, universities and other learning institutes are now placing more of a focus on the look, feel and materials used within their environments than ever before.
Nottingham Trent University is no exception. Set in the heart of the Clifton Campus, The Pavilion is a newly launched scheme that has been completed to create a new identity for reform in educational architecture. Formerly an out-dated 1960’s teaching building within an incoherent space, Nottingham Trent University has invested £13 million into modernising the area to create an holistic space that utilises contemporary building materials, such as waterstruck pavers, to provide synergy amongst an eclectic surrounding. Acting as a social hub, the state-of-the-art space, known as Heart of Campus, opened in September this year - building a social heart that has been augmented alongside a new teaching centre to generate a triangular Plaza - defining a much needed focal point on the campus and providing coherence amongst the site’s surroundings.
Flanked by new signature buildings, with a majestic colonnade, the triangular space features geometric banding within its paving to echo the structure and create a strong sense of cohesion between each building and its landscape.
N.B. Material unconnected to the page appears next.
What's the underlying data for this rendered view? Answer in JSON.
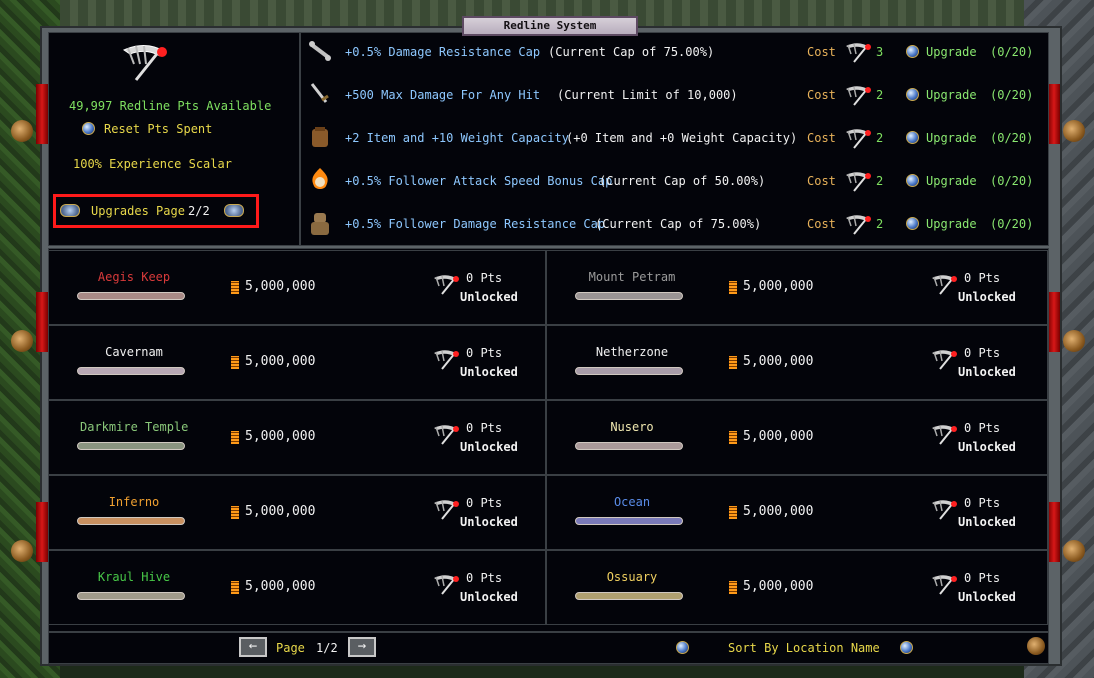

This marriage between old and new generates a new sense of identity for the campus’ centre – challenging architectural constraints within the education industry and providing a contemporary, inclusive and aspirational space to inspire and engage a new generation of students.
Using the Wienerberger Rosa Waterstruck clay pavers and Hardscape Kellen Lavaro Wit and Grijs paving, the landscaping of the site works to seamlessly compliment the architecture’s material palette, to achieve the sense of partnership between mediums.
The space is an example of effective design implementation and the smart use of materials that works as a real innovation for the sector. Covering a total area of 4,174 square metres the architect’s creation has already been awarded with the RIBA National Award 2016, the RIBA East Midlands Award and the East Midlands RICS Regeneration Award – demonstrating the real innovation of the project and its materials.